The killing of 11 Jews in Pittsburgh is the next in a series of lethal attacks targeting Jews and their institutions for decades around the world. In killings outside the US, the murderers of Jews are often Muslim, while in Pittsburgh the murderer was a white supremacist. The First Amendment of the American Constitution enables hate speech, which is a deficiency in any society. The Pittsburgh killings demonstrate that Jews are subject to threat all over the world, including in the US.

The Fragility of Middle East Alliances

No. 1004
| November 12, 2018

Competition among Middle Eastern rivals and ultimate power within the region’s various alliances is increasingly as much economic and commercial as it is military and geopolitical. Battles are fought as much on geopolitical fronts as they are on economic and cultural battlefields such as soccer.

Russia Responds to Military Pressure, not Economic

No. 1002
| November 11, 2018

Russia has been subjected to numerous economic sanctions from Western countries that have tried to compel it to abandon its interventions across the former Soviet space. Although sanctions harm Russia’s economy and raise discontent among the population, they are unlikely to change Moscow’s behavior. Russia’s history shows that it is only military pressure that influences it to change.

Israel Must Make a Decision on Gaza

No. 1001
| November 9, 2018

For over a decade, Israel has avoided deciding whether its interests are better served by maintaining the current “two Palestinian states” status quo, or by seeing Gaza rejoin the Palestinian Authority. The result is an untenable, chronic-crisis situation that empowers Mahmoud Abbas and is a lose-lose situation for Israel.

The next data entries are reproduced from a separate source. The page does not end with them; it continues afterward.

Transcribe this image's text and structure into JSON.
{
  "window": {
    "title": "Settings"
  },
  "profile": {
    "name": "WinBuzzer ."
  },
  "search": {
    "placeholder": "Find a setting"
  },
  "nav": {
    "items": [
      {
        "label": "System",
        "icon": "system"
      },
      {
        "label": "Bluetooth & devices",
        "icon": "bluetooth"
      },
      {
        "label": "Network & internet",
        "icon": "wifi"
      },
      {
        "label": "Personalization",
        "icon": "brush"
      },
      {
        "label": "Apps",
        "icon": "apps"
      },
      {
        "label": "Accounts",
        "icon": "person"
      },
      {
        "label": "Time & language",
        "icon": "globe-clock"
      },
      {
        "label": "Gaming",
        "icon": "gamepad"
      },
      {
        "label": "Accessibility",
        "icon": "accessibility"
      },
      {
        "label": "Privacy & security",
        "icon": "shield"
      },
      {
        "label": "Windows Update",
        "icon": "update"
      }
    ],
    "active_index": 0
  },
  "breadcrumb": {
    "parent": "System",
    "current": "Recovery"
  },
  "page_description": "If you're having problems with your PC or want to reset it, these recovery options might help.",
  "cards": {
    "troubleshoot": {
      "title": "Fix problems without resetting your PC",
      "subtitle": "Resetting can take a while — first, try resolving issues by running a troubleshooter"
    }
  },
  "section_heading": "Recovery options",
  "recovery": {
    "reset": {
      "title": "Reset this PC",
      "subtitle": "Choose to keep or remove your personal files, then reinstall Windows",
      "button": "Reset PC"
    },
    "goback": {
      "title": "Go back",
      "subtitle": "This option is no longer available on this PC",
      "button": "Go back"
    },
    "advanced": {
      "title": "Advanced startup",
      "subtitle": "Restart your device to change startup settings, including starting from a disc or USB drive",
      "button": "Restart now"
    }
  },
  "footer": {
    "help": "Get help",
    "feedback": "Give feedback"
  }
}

There Is No Political Solution for Gaza

No. 1000
| November 7, 2018

The claim that an agreement among the US administration, the Palestinian Authority, and the Egyptians to allow the PA to turn the financial screws on Hamas would culminate in the PA’s reassertion of control over the Gaza Strip could not be further from reality. In the Middle East, only armed force prevails.

Can Organized Jewry in Germany Behave “Normally?”

No. 998
| November 6, 2018

Recently, about 20 Jews created a Jewish section in Germany’s right-wing populist and anti-Islam AfD party, prompting a dramatic reaction among the German Jewish community. Seventeen Jewish organizations came out against the Jewish AfD group. Yet the greatest threat to the Jewish community’s future in the country resides not with AfD but with the mainstream parties, the CDU and the SPD. Their joint governments have let in millions of immigrants, many of whom are anti-Semitic Muslims.

Pragmatism Drives the Sino-Israeli Partnership

No. 997
| November 5, 2018

The relationship between China and Israel is based largely on harmonious economic cooperation, although security implications cannot be ignored as the Belt and Road Initiative is implemented. It can be argued that China is interested in playing a risky game in the region that goes beyond economics. Still, the two countries can look for new, original fields in which to collaborate. Jerusalem’s experience of remembering the Holocaust and combating deniers might be useful with respect to Beijing’s remembrance of the Nanjing Massacre.

Chinese VP Visits Israel Innovation Conference

No. 996
| November 5, 2018

In a sign of the importance Beijing assigns to ties with Jerusalem, China’s powerful VP, Wang Qishan, made a visit to Israel last week. He is the highest-level Chinese official to visit since then-president Jiang Zemin visited in 2000. Wang is known as a “firefighter” and is a close ally of President Xi Jinping, the most powerful Chinese leader since Chairman Mao.